## Your instructions
Do any lines in the data below contain "Reunião"? If so, copy every one of them.

## Data for this exercise
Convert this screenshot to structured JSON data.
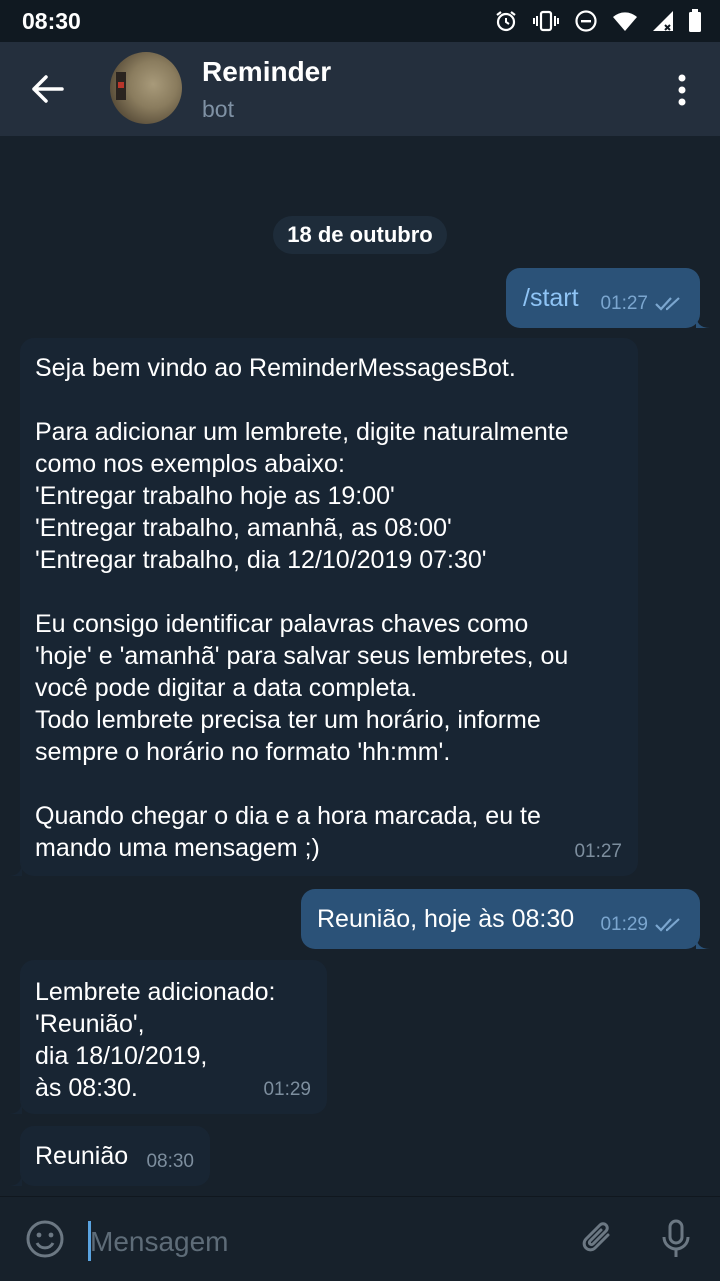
{
  "status_bar": {
    "time": "08:30",
    "icons": [
      "alarm-icon",
      "vibrate-icon",
      "do-not-disturb-icon",
      "wifi-icon",
      "signal-icon",
      "battery-icon"
    ]
  },
  "header": {
    "title": "Reminder",
    "subtitle": "bot",
    "back_icon": "arrow-left-icon",
    "menu_icon": "more-vertical-icon"
  },
  "chat": {
    "date": "18 de outubro",
    "messages": [
      {
        "direction": "out",
        "text": "/start",
        "time": "01:27",
        "read": true
      },
      {
        "direction": "in",
        "text": "Seja bem vindo ao ReminderMessagesBot.\n\nPara adicionar um lembrete, digite naturalmente\ncomo nos exemplos abaixo:\n'Entregar trabalho hoje as 19:00'\n'Entregar trabalho, amanhã, as 08:00'\n'Entregar trabalho, dia 12/10/2019 07:30'\n\nEu consigo identificar palavras chaves como\n'hoje' e 'amanhã' para salvar seus lembretes, ou\nvocê pode digitar a data completa.\nTodo lembrete precisa ter um horário, informe\nsempre o horário no formato 'hh:mm'.\n\nQuando chegar o dia e a hora marcada, eu te\nmando uma mensagem ;)",
        "time": "01:27"
      },
      {
        "direction": "out",
        "text": "Reunião, hoje às 08:30",
        "time": "01:29",
        "read": true
      },
      {
        "direction": "in",
        "text": "Lembrete adicionado:\n'Reunião',\ndia 18/10/2019,\n às 08:30.",
        "time": "01:29"
      },
      {
        "direction": "in",
        "text": "Reunião",
        "time": "08:30"
      }
    ]
  },
  "composer": {
    "placeholder": "Mensagem",
    "value": "",
    "emoji_icon": "smile-icon",
    "attach_icon": "paperclip-icon",
    "mic_icon": "microphone-icon"
  },
  "colors": {
    "background": "#17212b",
    "header": "#242f3d",
    "bubble_out": "#2b5278",
    "bubble_in": "#182533",
    "accent": "#5aa3e0"
  }
}
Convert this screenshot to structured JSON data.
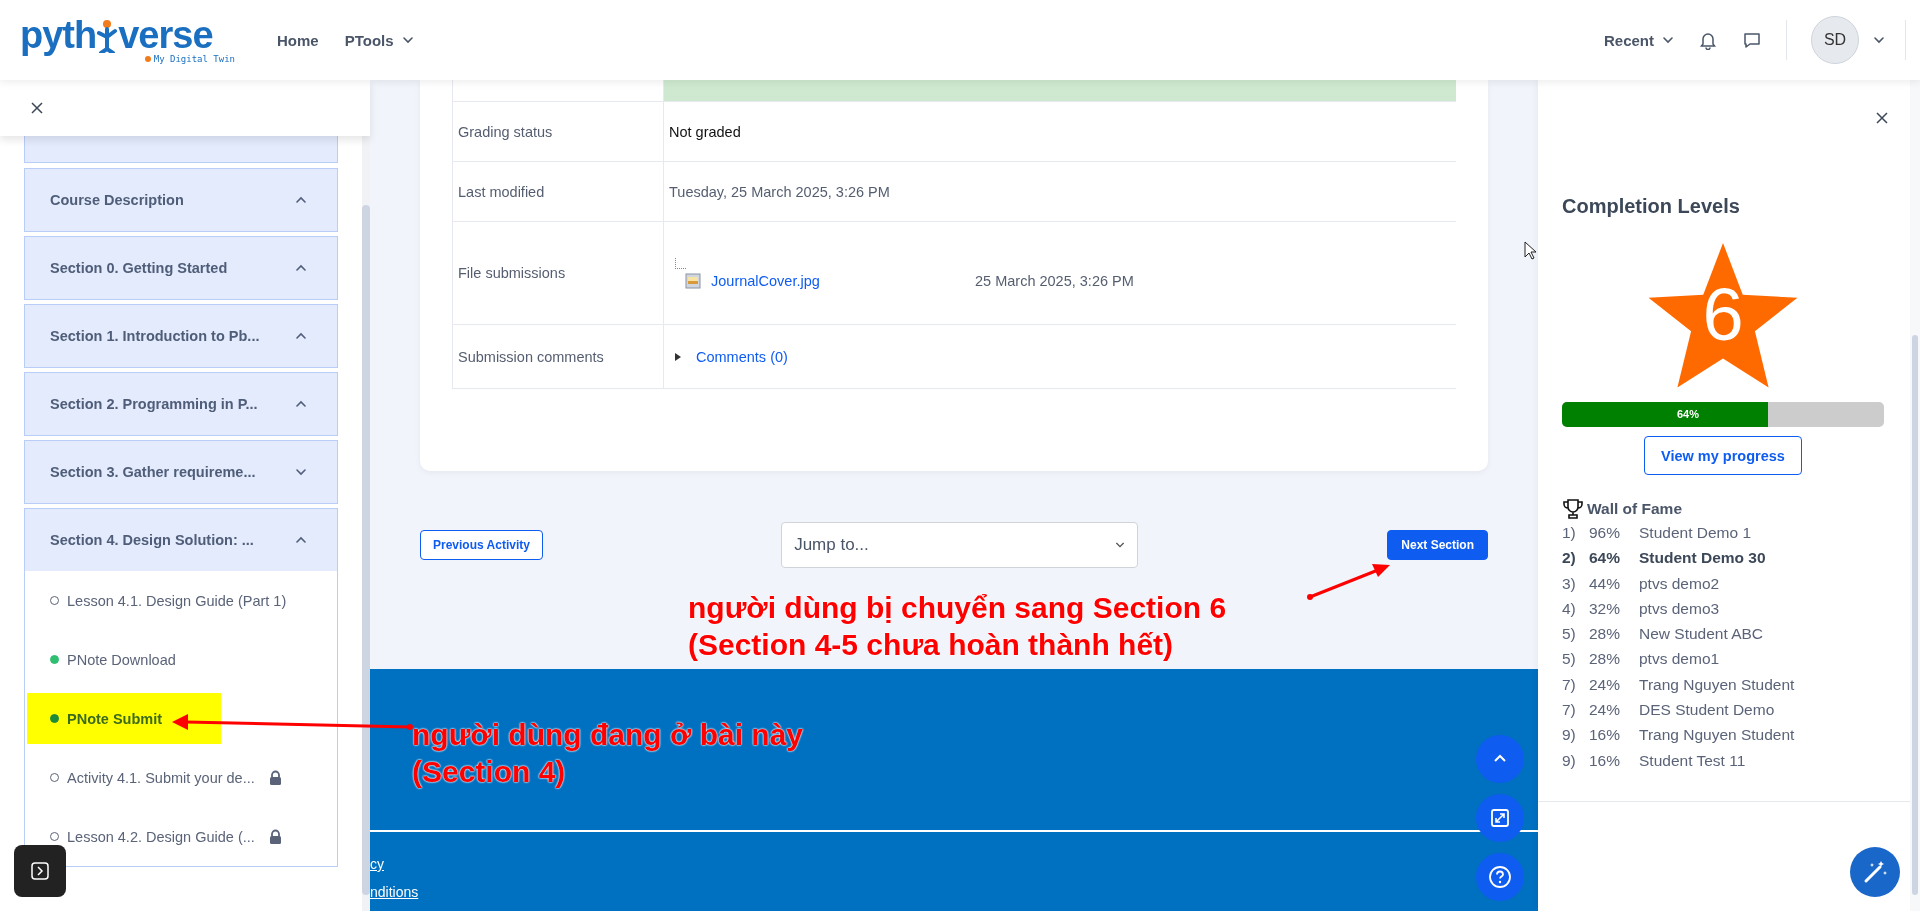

## Exercise response
        "text": "Reunião, hoje às 08:30",
        "text": "Lembrete adicionado:\n'Reunião',\ndia 18/10/2019,\n às 08:30.",
        "text": "Reunião",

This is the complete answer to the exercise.